The eYSU guidelines require that course creators use the Distance Education department’s template and that courses applying for re-design are re-worked so that these “incorporate newer technologies to ensure equal access to all.” The eYSU rubric contains links to electronic documents; including links to the University’s accessibility guidelines, web accessibility guidelines, and Section 508 compliance documents. 
The distance education course creation/re-design policy includes requirements that course creators participate in appropriate training as provided by Quality Matters or the YSU Office of Distance Education. Trainings include but are not limited to: eYSU Rubric Training, Apply the Quality Matters Rubric Workshop (required by all developers), and LMS (Blackboard) training.

Distance Learning courses are also required to undergo a Quality Matters (QM) review: a determination of whether the course is accessible to persons with disabilities. This accessibility requirement is cited on the University’s Distance Education website at Included in the 2011-2013 QM guidelines are accessibility standards that require courses to employ accessible technologies and information as to how to obtain accommodations, to contain alternatives to auditory and visual content, to use design that facilitates readability and reduces distractions, and to accommodate the use of assistive technology. 

A University staff member informed OCR that the majority of the time online videos are used for distance learning. The staff member stated that it was not clear if the training for those creating distance learning courses included instructions on how to make videos accessible, but presumably so. 

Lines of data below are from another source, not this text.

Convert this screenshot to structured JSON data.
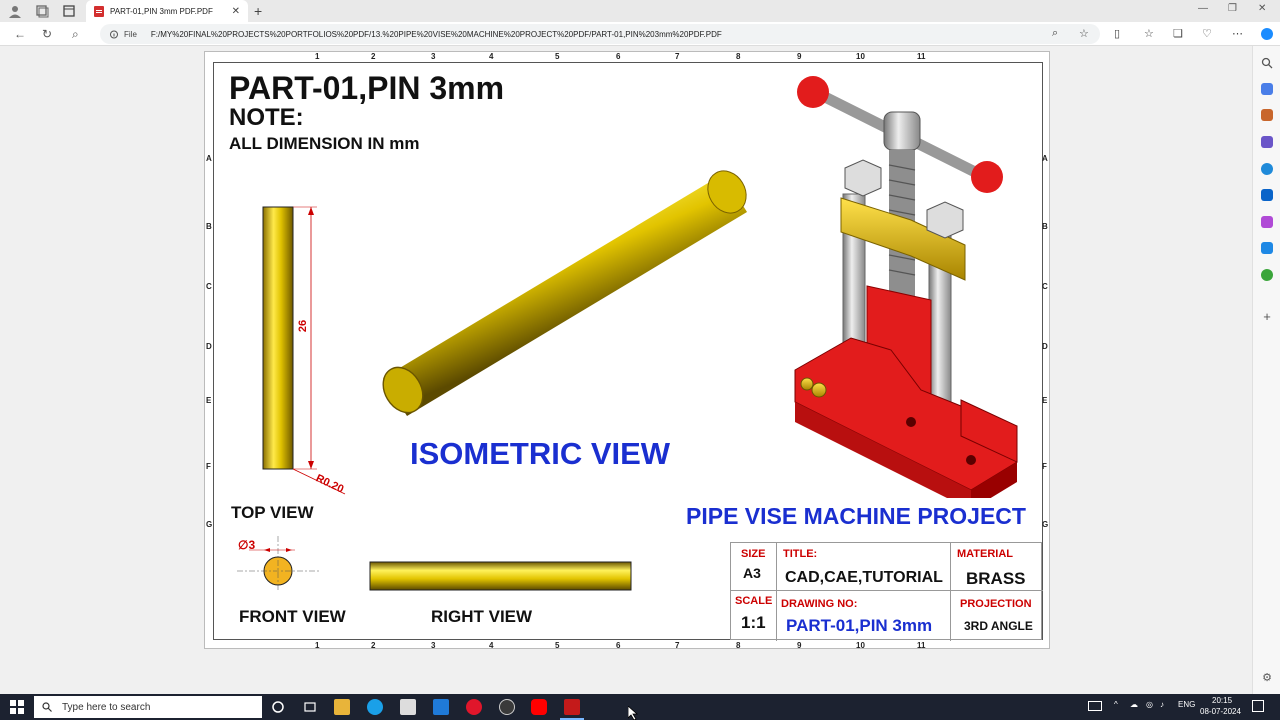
{
  "browser": {
    "tab_title": "PART-01,PIN 3mm PDF.PDF",
    "url_label": "File",
    "url": "F:/MY%20FINAL%20PROJECTS%20PORTFOLIOS%20PDF/13.%20PIPE%20VISE%20MACHINE%20PROJECT%20PDF/PART-01,PIN%203mm%20PDF.PDF"
  },
  "drawing": {
    "title": "PART-01,PIN 3mm",
    "note": "NOTE:",
    "note_text": "ALL DIMENSION IN mm",
    "isometric_label": "ISOMETRIC VIEW",
    "project_label": "PIPE VISE MACHINE PROJECT",
    "top_view_label": "TOP VIEW",
    "front_view_label": "FRONT VIEW",
    "right_view_label": "RIGHT VIEW",
    "dim_length": "26",
    "dim_radius": "R0.20",
    "dim_diameter_symbol": "∅",
    "dim_diameter": "3",
    "zones_cols": [
      "1",
      "2",
      "3",
      "4",
      "5",
      "6",
      "7",
      "8",
      "9",
      "10",
      "11"
    ],
    "zones_rows": [
      "A",
      "B",
      "C",
      "D",
      "E",
      "F",
      "G"
    ],
    "accent_blue": "#1a2fd0",
    "brass_color": "#e0c200",
    "vise_red": "#e21c1c"
  },
  "titleblock": {
    "size_label": "SIZE",
    "size_value": "A3",
    "title_label": "TITLE:",
    "title_value": "CAD,CAE,TUTORIAL",
    "material_label": "MATERIAL",
    "material_value": "BRASS",
    "scale_label": "SCALE",
    "scale_value": "1:1",
    "drawing_no_label": "DRAWING NO:",
    "drawing_no_value": "PART-01,PIN 3mm",
    "projection_label": "PROJECTION",
    "projection_value": "3RD ANGLE"
  },
  "taskbar": {
    "search_placeholder": "Type here to search",
    "lang": "ENG",
    "time": "20:15",
    "date": "08-07-2024"
  }
}
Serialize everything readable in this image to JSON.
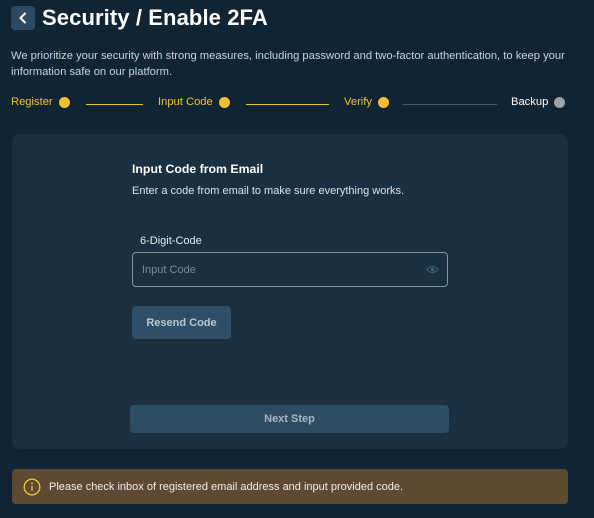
{
  "header": {
    "title": "Security / Enable 2FA",
    "back_icon": "chevron-left-icon"
  },
  "intro": {
    "text": "We prioritize your security with strong measures, including password and two-factor authentication, to keep your information safe on our platform."
  },
  "stepper": {
    "steps": [
      {
        "label": "Register",
        "state": "complete"
      },
      {
        "label": "Input Code",
        "state": "active"
      },
      {
        "label": "Verify",
        "state": "complete"
      },
      {
        "label": "Backup",
        "state": "pending"
      }
    ]
  },
  "card": {
    "heading": "Input Code from Email",
    "subtitle": "Enter a code from email to make sure everything works.",
    "field_label": "6-Digit-Code",
    "input_value": "",
    "input_placeholder": "Input Code",
    "input_icon": "eye-icon",
    "resend_label": "Resend Code",
    "next_label": "Next Step"
  },
  "notice": {
    "icon": "info-icon",
    "text": "Please check inbox of registered email address and input provided code."
  },
  "colors": {
    "background": "#112433",
    "card": "#1a3040",
    "accent": "#f2c12e",
    "pending": "#9aa3aa",
    "notice": "#5e4a33"
  }
}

University staff stated that distance education course creation is done by different departments. Faculty members use the standard course template if they request a distance education course for a term, which includes a statement on disability requirements. An instructional designer on staff, who is trained in accessibility and is also a master reviewer for QM, is available to any faculty member; and the Distance Education department recommends that any faculty member thinking about putting a course online should speak with the instructional designer for guidance. 

University review of distance learning courses is required. The review includes the instructional designer, the content editor for the specific department, and the faculty member who designed  the course. The eYSU rubric has 16 standards, with requirements and guidelines. The QM rubric has 32 standards, some that are required and some that are recommended. Courses have to meet all of the requirements of both, and many of the recommendations/guidelines, to pass review and be approved. Faculty can use the rubric, QM, or both. Faculty members also have to go through training with QM; that training discusses accessibility and how to put courses in an accessible format. 

The Distance Education department offers training to all faculty on how to make material accessible under the eYSU rubric, but the training is not required except for the information about the rubric included during new faculty orientation.

Distance Education staff stated that the IT Department responds to complaints about accessibility that are web-related; if a complaint is course-related, the complaint would probably start with the Distance Education department. For complaints about website inaccessibility, Distance Education defers to IT unless the issue is with Distance Education’s specific web page. Distance Education staff stated that the Distance Education department monitors its own site; its web editor and the instructional designer are responsible for making sure that the campus accessibility policies are implemented. All of the department’s web pages and courses are created and then reviewed before these go live. An OCR review of the Distance Education website demonstrated that, nonetheless, many links included on that page lead to documents that exhibit inaccessible features.